Smith Island cake is often made using a commercial cake mix but with unusual additions such as condensed milk. It can also be made from scratch using flour. The most common flavor is yellow cake with chocolate icing but other flavors such as coconut, fig, strawberry, lemon, and orange are also common. Known simply as the Smith Island cake, the dessert is baked for any occasion and not reserved only for holidays.
Smith Island cake is also baked as the feature prize for a local fundraising tradition called a cake walk, which is a game played like musical chairs where donated cakes serve as the prize. Great attention is paid to the perfection of the pencil-thin layers that form the distinctive cake. Before each round, the prize Smith Island cake at stake is cut in half and shown to the players who pay to participate in the game. A poorly stacked Smith Island cake may not attract many players and as a result, not raise as much money as a more perfectly executed cake.
On April 24, 2008, Smith Island cake was designated as the official dessert of the state of Maryland.
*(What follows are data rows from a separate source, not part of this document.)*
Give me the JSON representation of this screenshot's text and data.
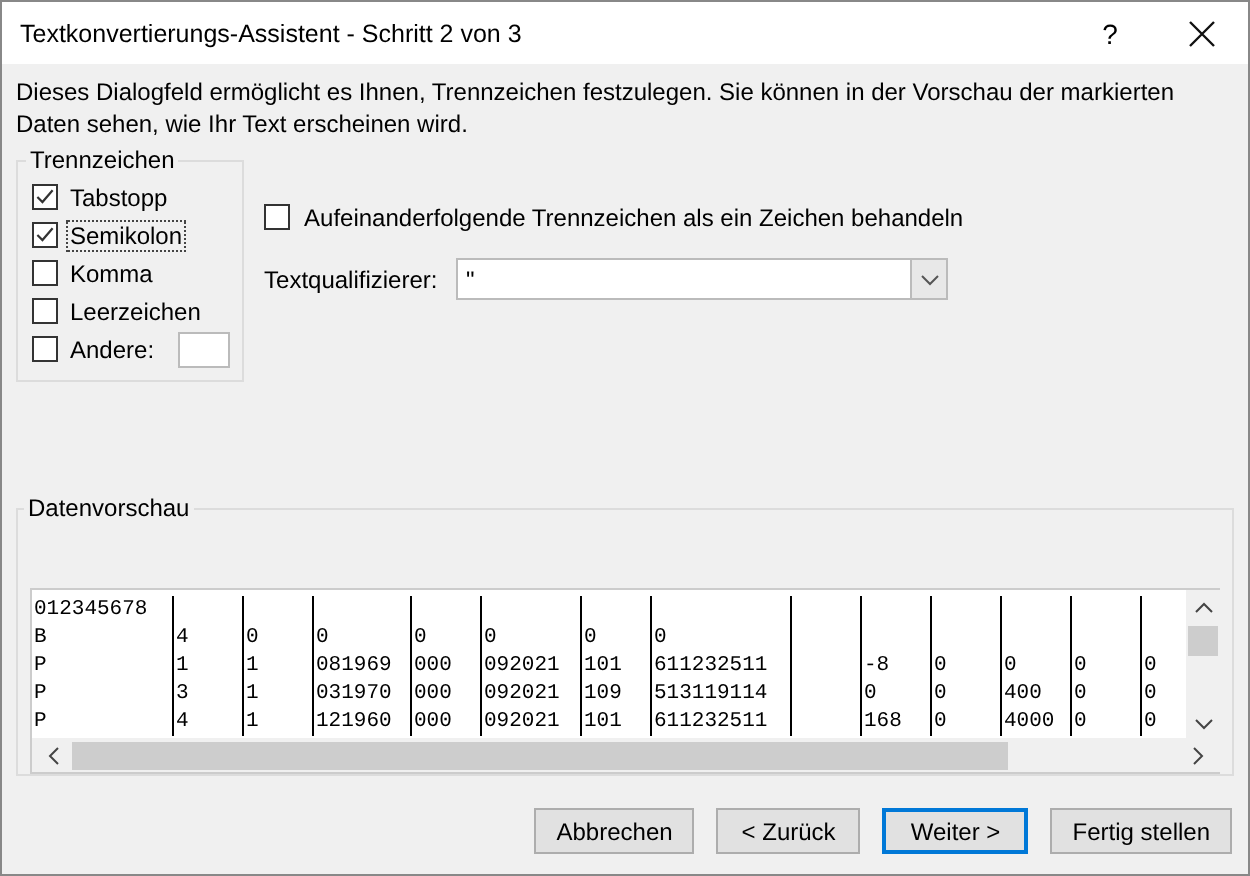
{
  "window": {
    "title": "Textkonvertierungs-Assistent - Schritt 2 von 3",
    "help": "?"
  },
  "description": "Dieses Dialogfeld ermöglicht es Ihnen, Trennzeichen festzulegen. Sie können in der Vorschau der markierten Daten sehen, wie Ihr Text erscheinen wird.",
  "delimiters": {
    "title": "Trennzeichen",
    "items": [
      {
        "label": "Tabstopp",
        "checked": true,
        "focused": false
      },
      {
        "label": "Semikolon",
        "checked": true,
        "focused": true
      },
      {
        "label": "Komma",
        "checked": false,
        "focused": false
      },
      {
        "label": "Leerzeichen",
        "checked": false,
        "focused": false
      },
      {
        "label": "Andere:",
        "checked": false,
        "focused": false,
        "kind": "other"
      }
    ]
  },
  "consecutive": {
    "label": "Aufeinanderfolgende Trennzeichen als ein Zeichen behandeln",
    "checked": false
  },
  "text_qualifier": {
    "label": "Textqualifizierer:",
    "value": "\""
  },
  "preview": {
    "title": "Datenvorschau",
    "rows": [
      [
        "012345678",
        null,
        null,
        null,
        null,
        null,
        null,
        null,
        null,
        null,
        null,
        null,
        null,
        null
      ],
      [
        "B",
        "4",
        "0",
        "0",
        "0",
        "0",
        "0",
        "0",
        null,
        null,
        null,
        null,
        null,
        null
      ],
      [
        "P",
        "1",
        "1",
        "081969",
        "000",
        "092021",
        "101",
        "611232511",
        null,
        "-8",
        "0",
        "0",
        "0",
        "0"
      ],
      [
        "P",
        "3",
        "1",
        "031970",
        "000",
        "092021",
        "109",
        "513119114",
        null,
        "0",
        "0",
        "400",
        "0",
        "0"
      ],
      [
        "P",
        "4",
        "1",
        "121960",
        "000",
        "092021",
        "101",
        "611232511",
        null,
        "168",
        "0",
        "4000",
        "0",
        "0"
      ]
    ]
  },
  "buttons": [
    {
      "label": "Abbrechen",
      "default": false
    },
    {
      "label": "< Zurück",
      "default": false
    },
    {
      "label": "Weiter >",
      "default": true
    },
    {
      "label": "Fertig stellen",
      "default": false
    }
  ]
}
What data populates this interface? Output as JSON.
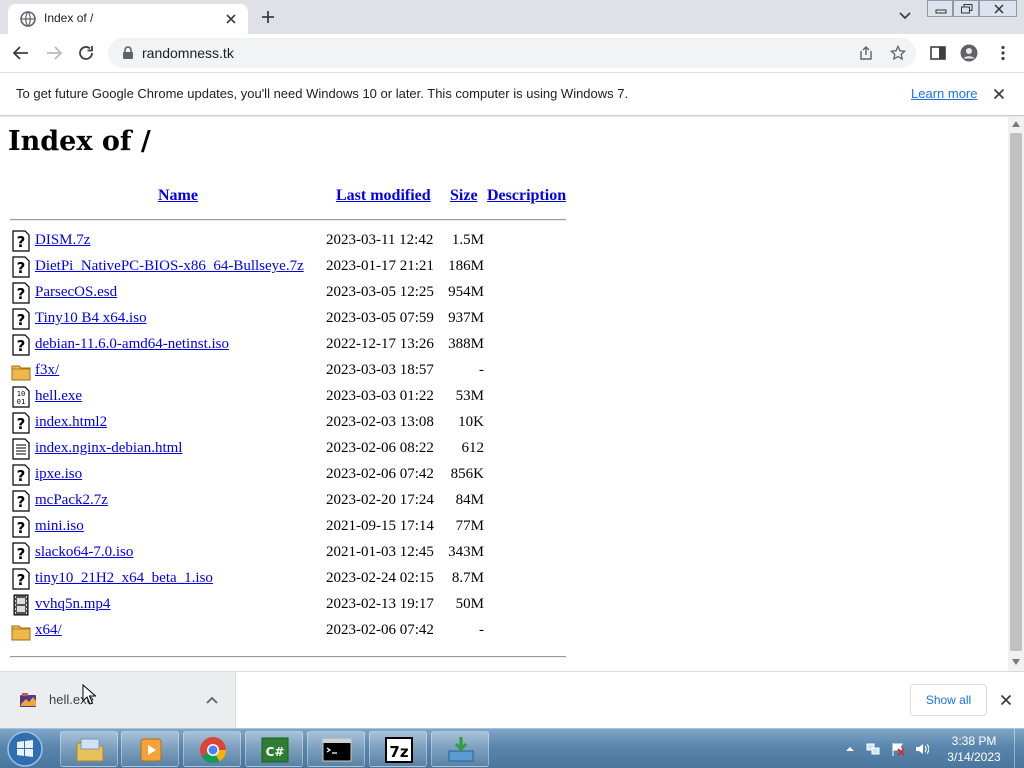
{
  "browser": {
    "tab": {
      "title": "Index of /",
      "favicon": "globe-icon"
    },
    "address_bar": {
      "url": "randomness.tk"
    }
  },
  "infobar": {
    "message": "To get future Google Chrome updates, you'll need Windows 10 or later. This computer is using Windows 7.",
    "link": "Learn more"
  },
  "page": {
    "heading": "Index of /",
    "columns": {
      "name": "Name",
      "last_modified": "Last modified",
      "size": "Size",
      "description": "Description"
    },
    "files": [
      {
        "icon": "unknown-file-icon",
        "name": "DISM.7z",
        "modified": "2023-03-11 12:42",
        "size": "1.5M"
      },
      {
        "icon": "unknown-file-icon",
        "name": "DietPi_NativePC-BIOS-x86_64-Bullseye.7z",
        "modified": "2023-01-17 21:21",
        "size": "186M"
      },
      {
        "icon": "unknown-file-icon",
        "name": "ParsecOS.esd",
        "modified": "2023-03-05 12:25",
        "size": "954M"
      },
      {
        "icon": "unknown-file-icon",
        "name": "Tiny10 B4 x64.iso",
        "modified": "2023-03-05 07:59",
        "size": "937M"
      },
      {
        "icon": "unknown-file-icon",
        "name": "debian-11.6.0-amd64-netinst.iso",
        "modified": "2022-12-17 13:26",
        "size": "388M"
      },
      {
        "icon": "folder-icon",
        "name": "f3x/",
        "modified": "2023-03-03 18:57",
        "size": "-"
      },
      {
        "icon": "binary-file-icon",
        "name": "hell.exe",
        "modified": "2023-03-03 01:22",
        "size": "53M"
      },
      {
        "icon": "unknown-file-icon",
        "name": "index.html2",
        "modified": "2023-02-03 13:08",
        "size": "10K"
      },
      {
        "icon": "text-file-icon",
        "name": "index.nginx-debian.html",
        "modified": "2023-02-06 08:22",
        "size": "612"
      },
      {
        "icon": "unknown-file-icon",
        "name": "ipxe.iso",
        "modified": "2023-02-06 07:42",
        "size": "856K"
      },
      {
        "icon": "unknown-file-icon",
        "name": "mcPack2.7z",
        "modified": "2023-02-20 17:24",
        "size": "84M"
      },
      {
        "icon": "unknown-file-icon",
        "name": "mini.iso",
        "modified": "2021-09-15 17:14",
        "size": "77M"
      },
      {
        "icon": "unknown-file-icon",
        "name": "slacko64-7.0.iso",
        "modified": "2021-01-03 12:45",
        "size": "343M"
      },
      {
        "icon": "unknown-file-icon",
        "name": "tiny10_21H2_x64_beta_1.iso",
        "modified": "2023-02-24 02:15",
        "size": "8.7M"
      },
      {
        "icon": "movie-file-icon",
        "name": "vvhq5n.mp4",
        "modified": "2023-02-13 19:17",
        "size": "50M"
      },
      {
        "icon": "folder-icon",
        "name": "x64/",
        "modified": "2023-02-06 07:42",
        "size": "-"
      }
    ]
  },
  "downloads": {
    "item_name": "hell.exe",
    "show_all_label": "Show all"
  },
  "taskbar": {
    "apps": [
      "explorer-icon",
      "media-player-icon",
      "chrome-icon",
      "csharp-icon",
      "cmd-icon",
      "7zip-icon",
      "installer-icon"
    ],
    "clock_time": "3:38 PM",
    "clock_date": "3/14/2023"
  },
  "colors": {
    "link": "#0000ee",
    "chrome_accent": "#1a73e8",
    "tabstrip_bg": "#dee1e6",
    "taskbar_bg": "#5a86ad"
  }
}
- Bureau, U.S. Census. "U.S. Census website". United States Census Bureau. Retrieved 25 April 2018.
- US Army Corps of Engineers Archived December 6, 2006, at the Wayback Machine Smith Island, Maryland Environmental Restoration and Protection Project Accessed October 11, 2007
- "Smith Island, MD, Ancestry & Family History". Epodunk.com. Archived from the original on 2015-04-17. Retrieved 2015-04-16.
- "Claws and effect". The Daily Telegraph. London. September 13, 2005. Archived from the original on November 22, 2016.
- Scheller, William G. (March 12, 2000). "Island of Calm". The Washington Post. Archived from the original on March 5, 2016. Retrieved 2012-12-11.
- Do You Speak American? by Robert MacNeil, William Cran, Robert McCrum. Page 35 Random House, Inc., 2005 ISBN 0-385-51198-1
- The North Carolina Language and Life Project Archived 2010-09-21 at the Wayback Machine Smith Island, MD. Accessed October 11, 2007
- Do You Speak American? by Robert MacNeil, William Cran, Robert McCrum. Page 34 Random House, Inc., 2005 ISBN 0-385-51198-1
- Hoi Toide on the Outer Banks by Walt Wolfram, Natalie Schilling-Estes, Page 156, UNC Press, 1997 ISBN 0-8078-4626-0
- "National Register Information System". National Register of Historic Places. National Park Service. July 9, 2010.
- Adventure Guide to the Chesapeake Bay by Barbara Radcliffe Rogers, Stillman Rogers page 435 Hunter Publishing, Inc, 2001 ISBN 1-55650-889-1
- smithislandcake.com Archived 2012-07-18 at the Wayback Machine The story behind our Smith Island Cakes. Accessed July 6, 2012.
- "How Maryland's Official State Cake Got its Stripes". Saveur.com. Retrieved 12 February 2019.
- Crisfield & Smith Island Cultural Alliance, Inc. Archived 2007-07-01 at the Wayback Machine Smith island Cake
- Smith Island Layer Cake Archived 2007-09-29 at the Wayback Machine from Maryland Traditions
- smith island cake history Archived 2011-11-16 at the Wayback Machine from Original Smith Island Cake Company Website. Accessed October, 3o, 2011.
- An Island Out of Time: A Memoir of Smith Island in the Chesapeake by Tom Horton, Page 10 W. W. Norton & Company, 1996 ISBN 0-393-03938-2
- Smith Island Cake Now Maryland's Official Dessert Archived 2008-05-02 at the Wayback Machine from NewsChannel 8 1:38 pm Thu April 24, 2008 - ANNAPOLIS, Md. Accessed online April 26, 2008
|Wikivoyage has a travel guide for Smith Island.|